*DATA PROVIDED*.
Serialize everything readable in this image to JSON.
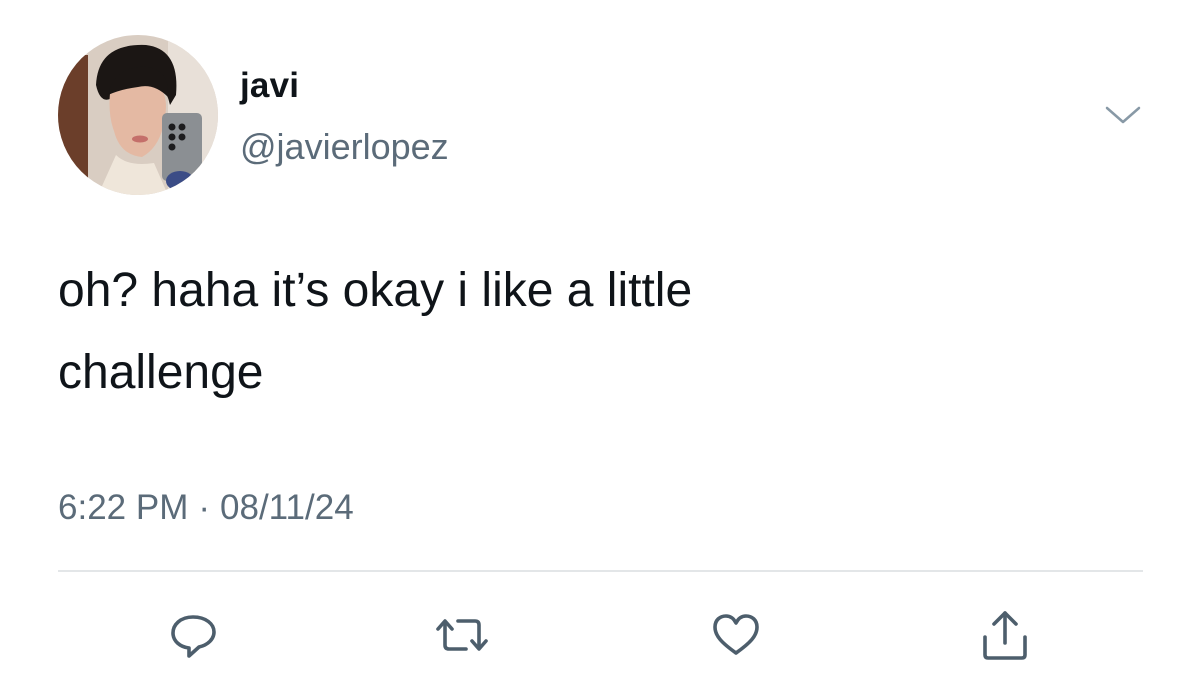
{
  "user": {
    "display_name": "javi",
    "handle": "@javierlopez"
  },
  "tweet": {
    "text_line1": "oh? haha it’s okay i like a little",
    "text_line2": "challenge"
  },
  "meta": {
    "time": "6:22 PM",
    "separator": "·",
    "date": "08/11/24"
  },
  "actions": [
    "reply-icon",
    "retweet-icon",
    "like-icon",
    "share-icon"
  ],
  "colors": {
    "text": "#0f1419",
    "secondary": "#5b6b79",
    "divider": "#e3e6e8"
  }
}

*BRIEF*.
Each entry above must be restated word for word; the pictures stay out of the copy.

*WRITTEN RESPONSE*.
Serialize everything readable in this image to JSON.
{
  "user": {
    "display_name": "javi",
    "handle": "@javierlopez"
  },
  "tweet": {
    "text_line1": "oh? haha it’s okay i like a little",
    "text_line2": "challenge"
  },
  "meta": {
    "time": "6:22 PM",
    "separator": "·",
    "date": "08/11/24"
  },
  "actions": [
    "reply-icon",
    "retweet-icon",
    "like-icon",
    "share-icon"
  ],
  "colors": {
    "text": "#0f1419",
    "secondary": "#5b6b79",
    "divider": "#e3e6e8"
  }
}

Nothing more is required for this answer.